Backlighting creates a pleasant rim of light around subjects, separating them from a background. Here are several suggestions to create images glow. When photographing a backlit subject, be certain that your camera light metre does not translate all the light hitting on it – unless your preferred result is a silhouette. Set your camera’s Exposure Compensation to somewhere between -1 and -2, based upon the strength of backlight. This retains detail in shadow regions of a subject. When subjects are close, use a reflector to bounce some softness on the front of your subject. A reflector adds light without utilizing a flash.
Essential things for backlighting
Position a reflector in such a way that softness fills the darker side of a subject or a face. It is possible to purchase reflectors created specifically for photography, or create one yourself.
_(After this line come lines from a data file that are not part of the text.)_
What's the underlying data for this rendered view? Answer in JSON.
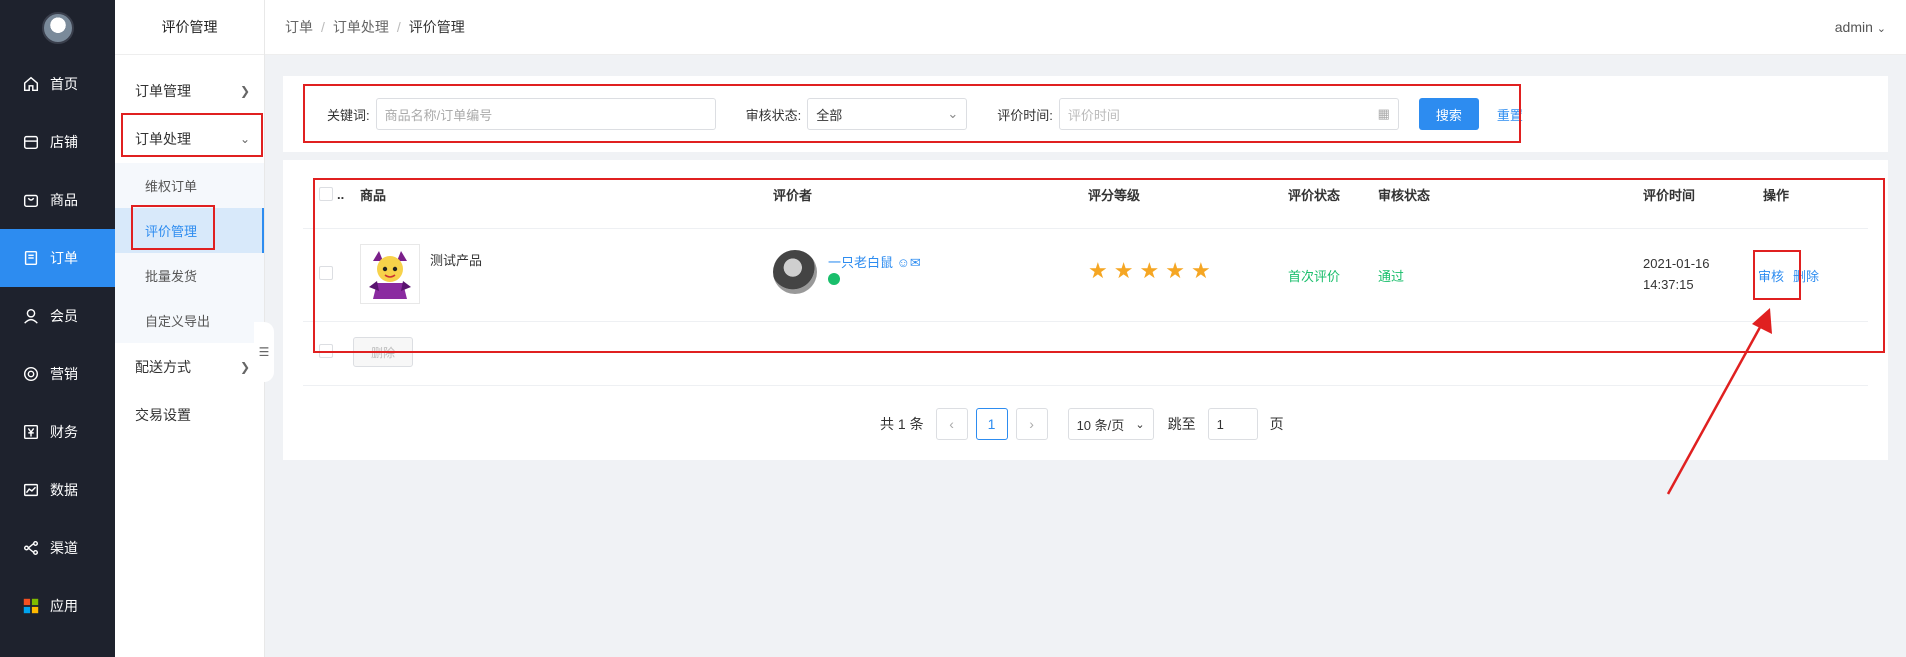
{
  "sidebar": {
    "items": [
      {
        "label": "首页",
        "icon": "home-icon"
      },
      {
        "label": "店铺",
        "icon": "store-icon"
      },
      {
        "label": "商品",
        "icon": "bag-icon"
      },
      {
        "label": "订单",
        "icon": "order-icon"
      },
      {
        "label": "会员",
        "icon": "user-icon"
      },
      {
        "label": "营销",
        "icon": "marketing-icon"
      },
      {
        "label": "财务",
        "icon": "finance-icon"
      },
      {
        "label": "数据",
        "icon": "chart-icon"
      },
      {
        "label": "渠道",
        "icon": "share-icon"
      },
      {
        "label": "应用",
        "icon": "apps-icon"
      }
    ],
    "active_index": 3
  },
  "subnav": {
    "title": "评价管理",
    "group1": "订单管理",
    "group2": "订单处理",
    "items": [
      "维权订单",
      "评价管理",
      "批量发货",
      "自定义导出"
    ],
    "group3": "配送方式",
    "group4": "交易设置"
  },
  "header": {
    "crumb1": "订单",
    "crumb2": "订单处理",
    "crumb3": "评价管理",
    "user": "admin"
  },
  "filter": {
    "keyword_label": "关键词:",
    "keyword_placeholder": "商品名称/订单编号",
    "status_label": "审核状态:",
    "status_value": "全部",
    "time_label": "评价时间:",
    "time_placeholder": "评价时间",
    "search": "搜索",
    "reset": "重置"
  },
  "table": {
    "headers": {
      "product": "商品",
      "reviewer": "评价者",
      "rating": "评分等级",
      "review_status": "评价状态",
      "audit_status": "审核状态",
      "time": "评价时间",
      "action": "操作"
    },
    "rows": [
      {
        "product": "测试产品",
        "reviewer": "一只老白鼠",
        "stars": 5,
        "review_status": "首次评价",
        "audit_status": "通过",
        "date": "2021-01-16",
        "time": "14:37:15",
        "audit_btn": "审核",
        "delete_btn": "删除"
      }
    ],
    "bulk_delete": "删除"
  },
  "pager": {
    "total": "共 1 条",
    "current": "1",
    "size": "10 条/页",
    "jump_label": "跳至",
    "jump_value": "1",
    "page_suffix": "页"
  },
  "colors": {
    "accent": "#2d8cf0",
    "sidebar": "#1e222d",
    "success": "#19be6b",
    "star": "#f5a623",
    "annotation": "#e02020"
  }
}
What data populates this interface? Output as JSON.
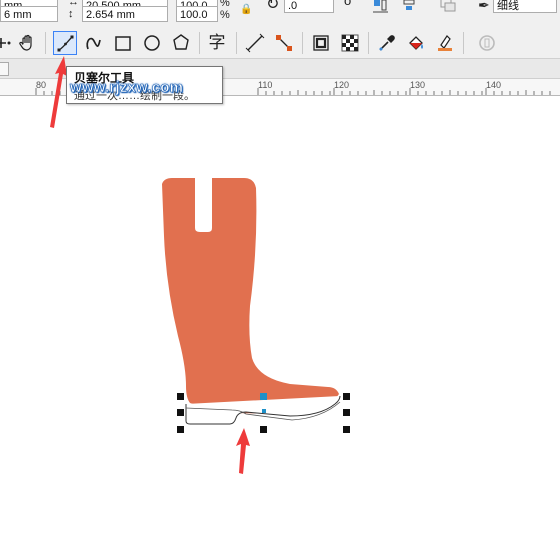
{
  "property_bar": {
    "pos_x_value": "mm",
    "pos_y_value": "6 mm",
    "width_value": "20.500 mm",
    "height_value": "2.654 mm",
    "scale_x_value": "100.0",
    "scale_y_value": "100.0",
    "scale_unit": "%",
    "rotation_value": ".0",
    "outline_width_value": "细线"
  },
  "tooltip": {
    "title": "贝塞尔工具",
    "description": "通过一次……绘制一段。"
  },
  "watermark": "www.rjzxw.com",
  "ruler": {
    "labels": [
      "80",
      "110",
      "120",
      "130",
      "140"
    ]
  },
  "colors": {
    "boot_fill": "#e1704f",
    "selection_node": "#1e90c8",
    "arrow": "#ee3b3b",
    "active_tool_border": "#3b82f6"
  },
  "tools": [
    "pan-tool-icon",
    "bezier-tool-icon",
    "artistic-media-icon",
    "rectangle-tool-icon",
    "ellipse-tool-icon",
    "polygon-tool-icon",
    "text-tool-icon",
    "parallel-dimension-icon",
    "connector-tool-icon",
    "drop-shadow-icon",
    "transparency-icon",
    "eyedropper-icon",
    "interactive-fill-icon",
    "smart-fill-icon",
    "outline-icon"
  ]
}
The target is to retain detail in items on a floor without washing out the sky. Using sunrises and sunsets, one general principle is to metre on the sky using the sun just out from the bottom of a camera frame. Filter – you might also help balance tones of the ground and sky by using a graduated neutral density filter, which are dark in the top and progressively fade into clear.
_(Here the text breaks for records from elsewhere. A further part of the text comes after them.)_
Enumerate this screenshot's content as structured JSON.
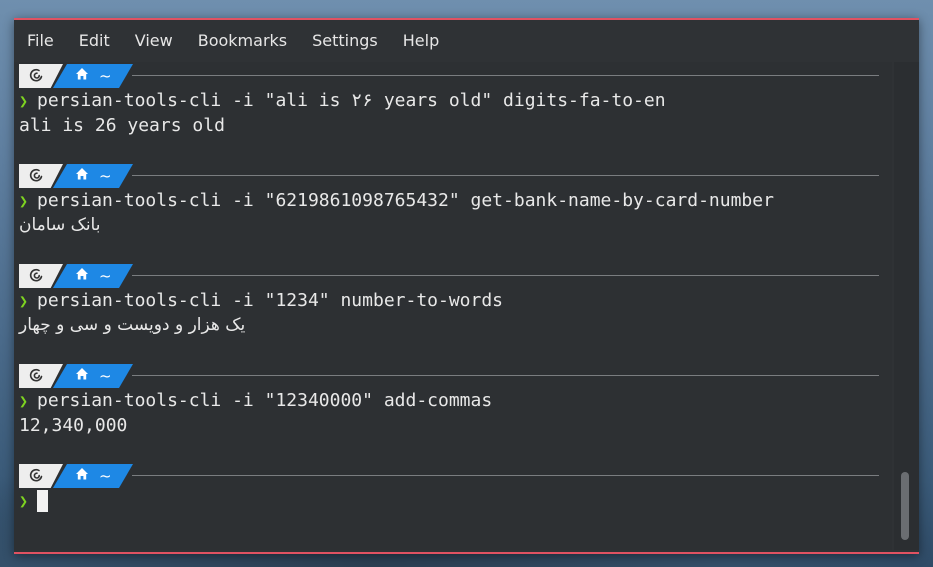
{
  "menu": {
    "items": [
      "File",
      "Edit",
      "View",
      "Bookmarks",
      "Settings",
      "Help"
    ]
  },
  "prompt": {
    "dir_symbol": "~",
    "caret": "❯",
    "os_icon": "debian-swirl-icon",
    "dir_icon": "home-icon"
  },
  "entries": [
    {
      "command": "persian-tools-cli -i \"ali is ۲۶ years old\" digits-fa-to-en",
      "output": "ali is 26 years old"
    },
    {
      "command": "persian-tools-cli -i \"6219861098765432\" get-bank-name-by-card-number",
      "output": "بانک سامان"
    },
    {
      "command": "persian-tools-cli -i \"1234\" number-to-words",
      "output": "یک هزار و دویست و سی و چهار"
    },
    {
      "command": "persian-tools-cli -i \"12340000\" add-commas",
      "output": "12,340,000"
    }
  ],
  "colors": {
    "accent_border": "#e05262",
    "dir_segment": "#1e88e5",
    "prompt_caret": "#7ed321",
    "terminal_bg": "#2d3033"
  }
}
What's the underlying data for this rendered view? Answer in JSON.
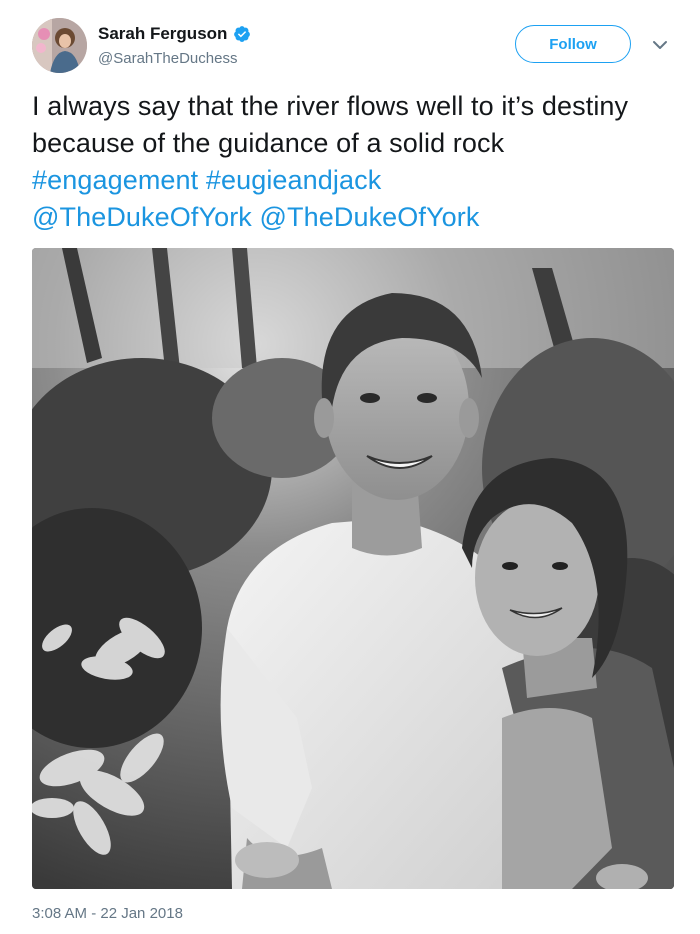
{
  "author": {
    "display_name": "Sarah Ferguson",
    "handle": "@SarahTheDuchess",
    "verified_icon": "verified-badge-icon",
    "avatar_icon": "avatar"
  },
  "actions": {
    "follow_label": "Follow",
    "menu_icon": "chevron-down-icon"
  },
  "tweet": {
    "text_plain": "I always say that the river flows well to it’s destiny because of the guidance of a solid rock",
    "hashtags": [
      "#engagement",
      "#eugieandjack"
    ],
    "mentions": [
      "@TheDukeOfYork",
      "@TheDukeOfYork"
    ],
    "timestamp": "3:08 AM - 22 Jan 2018"
  },
  "photo": {
    "style": "black-and-white"
  },
  "colors": {
    "link": "#1b95e0",
    "accent": "#1da1f2",
    "muted": "#657786",
    "text": "#14171a"
  }
}
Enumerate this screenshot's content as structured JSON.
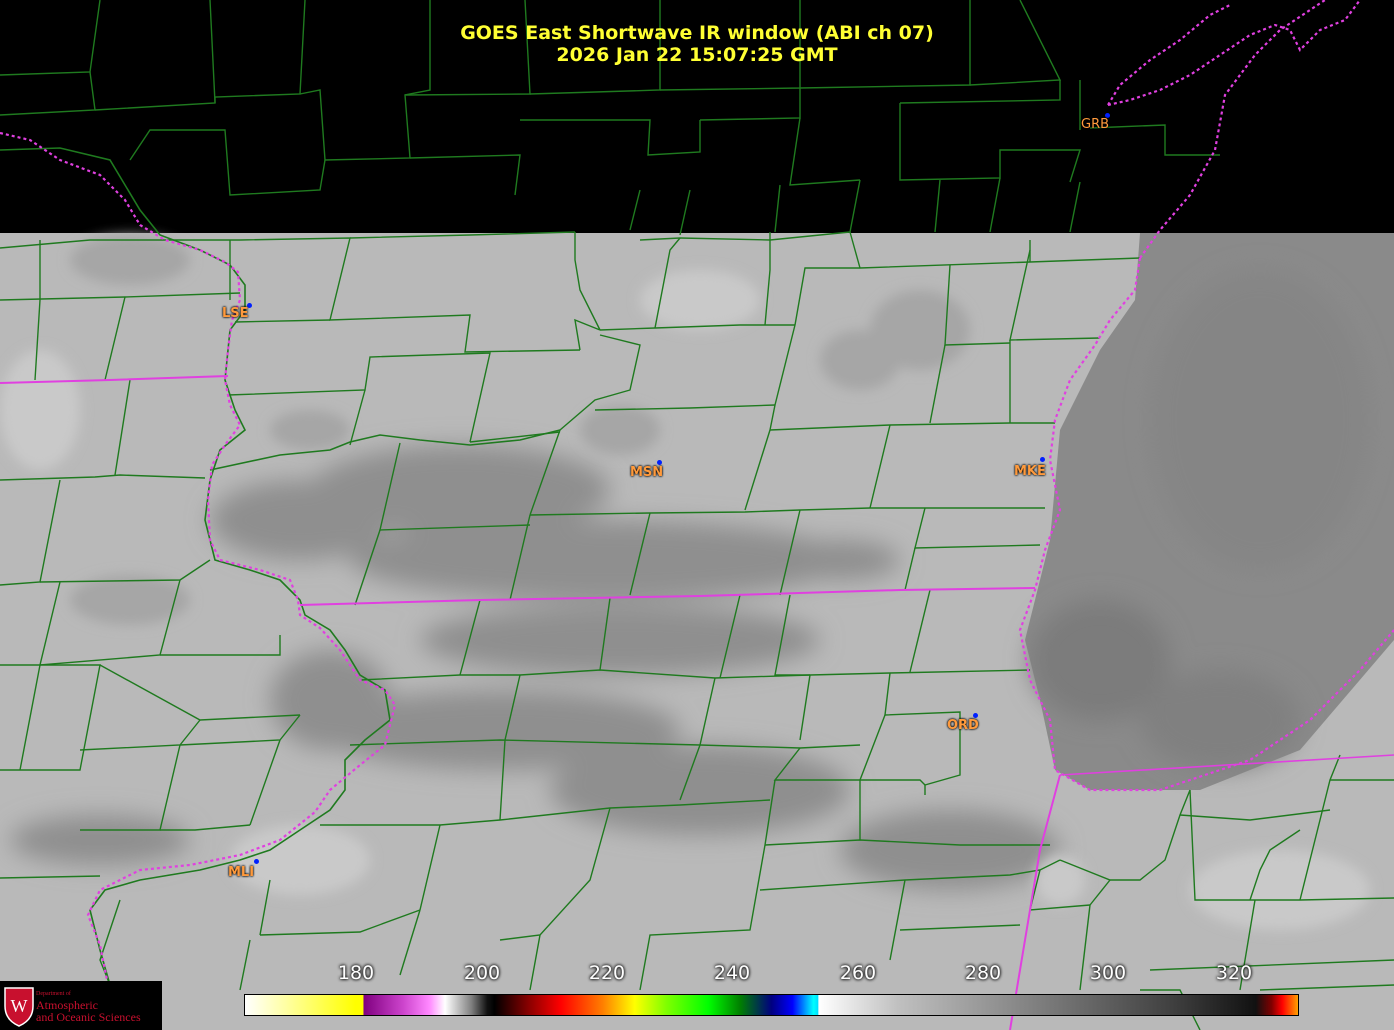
{
  "title": {
    "line1": "GOES East Shortwave IR window (ABI ch 07)",
    "line2": "2026 Jan 22  15:07:25 GMT"
  },
  "stations": [
    {
      "id": "GRB",
      "color": "#ff9a3c"
    },
    {
      "id": "LSE",
      "color": "#ff9a3c"
    },
    {
      "id": "MSN",
      "color": "#ff9a3c"
    },
    {
      "id": "MKE",
      "color": "#ff9a3c"
    },
    {
      "id": "ORD",
      "color": "#ff9a3c"
    },
    {
      "id": "MLI",
      "color": "#ff9a3c"
    }
  ],
  "colorbar": {
    "ticks": [
      "180",
      "200",
      "220",
      "240",
      "260",
      "280",
      "300",
      "320"
    ]
  },
  "logo": {
    "line1": "Department of",
    "line2": "Atmospheric",
    "line3": "and Oceanic Sciences",
    "crest_letter": "W"
  },
  "colors": {
    "county_lines": "#1f7a1f",
    "state_lines": "#e040e0",
    "background": "#000000",
    "title": "#ffff33",
    "label": "#ff9a3c",
    "station_dot": "#0020ff"
  }
}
Shoot multiple exposures, called bracketing, of a backlight scene with various configurations, expose one shot for the sky and one for the ground. You will need to merge separate pictures when you process images using an editing program which supports layers. Some digital cameras have a High Dynamic Range shooting mode that allows to smoother transitions between darker and lighter colors. Three shots are taken at various exposures and combined together in a camera. Like any photographic technique, practice makes a picture perfect.